This collection of beautiful, enduring hardcover editions features modern American masterpieces, including works by Nobel Prize and National Book Award winners. With elegant cloth sewn bindings, gold stamped covers, and silk ribbon markers, these classics are an essential for any home library.
Beloved by Toni Morrison
The Border Trilogy by Cormac McCarthy
Rabbit Angstrom by John Updike
Revolutionary Road; The Easter Parade; Eleven Kinds of Loneliness by Richard Yates
We Tell Ourselves Stories in Order to Live by Joan Didion
About Joan Didion
was born in Sacramento, California, and now lives in New York City. She is the author of five novels and eight previous books of nonfiction. Her collected nonfiction, We Tell Ourselves Stories in Order to Live,
was published by Everyman's Library in 2006.
About Cormac McCarthy
Born in Rhode Island in 1933 but raised and educated in Tennesee, Cormac McCarthy is the author of a dozen previous novels and the recipient of the Pulitzer Prize, the National Book Award, and the National Book Critics Circle Award.
About Toni Morrison
Toni Morrison is the author of ten novels, from The Bluest Eye (1970) to Home (2012). She has received the National Book Critics Circle Award and the Pulitzer Prize.
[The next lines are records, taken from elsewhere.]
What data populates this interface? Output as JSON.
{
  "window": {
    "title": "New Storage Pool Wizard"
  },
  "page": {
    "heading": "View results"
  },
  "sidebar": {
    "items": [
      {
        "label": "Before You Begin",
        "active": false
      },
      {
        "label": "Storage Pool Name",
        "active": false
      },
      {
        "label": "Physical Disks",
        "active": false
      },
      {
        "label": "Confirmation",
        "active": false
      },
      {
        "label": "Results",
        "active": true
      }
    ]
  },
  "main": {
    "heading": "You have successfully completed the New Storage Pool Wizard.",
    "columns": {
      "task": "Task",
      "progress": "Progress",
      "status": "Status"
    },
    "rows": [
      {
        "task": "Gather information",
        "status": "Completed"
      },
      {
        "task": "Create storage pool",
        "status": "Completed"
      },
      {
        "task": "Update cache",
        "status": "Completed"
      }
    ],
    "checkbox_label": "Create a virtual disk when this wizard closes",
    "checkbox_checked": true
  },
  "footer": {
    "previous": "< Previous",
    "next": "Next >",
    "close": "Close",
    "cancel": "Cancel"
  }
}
In 1993 she was awarded the Nobel Prize in Literature.
About John Updike
John Updike was the author of more than sixty books, including collections of short stories, poems, and criticism. His novels have been honored with the Pulitzer Prize (twice), the National Book Award, and the Howells Medal of the American Academy of Arts and Letters. Hugging the Shore, an earlier collection of essays and reviews, received the National Book Critics Circle Award for criticism. He died in January 2009.
About Richard Yates
Richard Yates was born in 1926. The author of several acclaimed works of fiction, including Revolutionary Road, Eleven Kinds of Loneliness, Disturbing the Peace, and The Easter Parade, he was lauded during his lifetime as the foremost novelist of the post-war "age of anxiety". He died in 1992.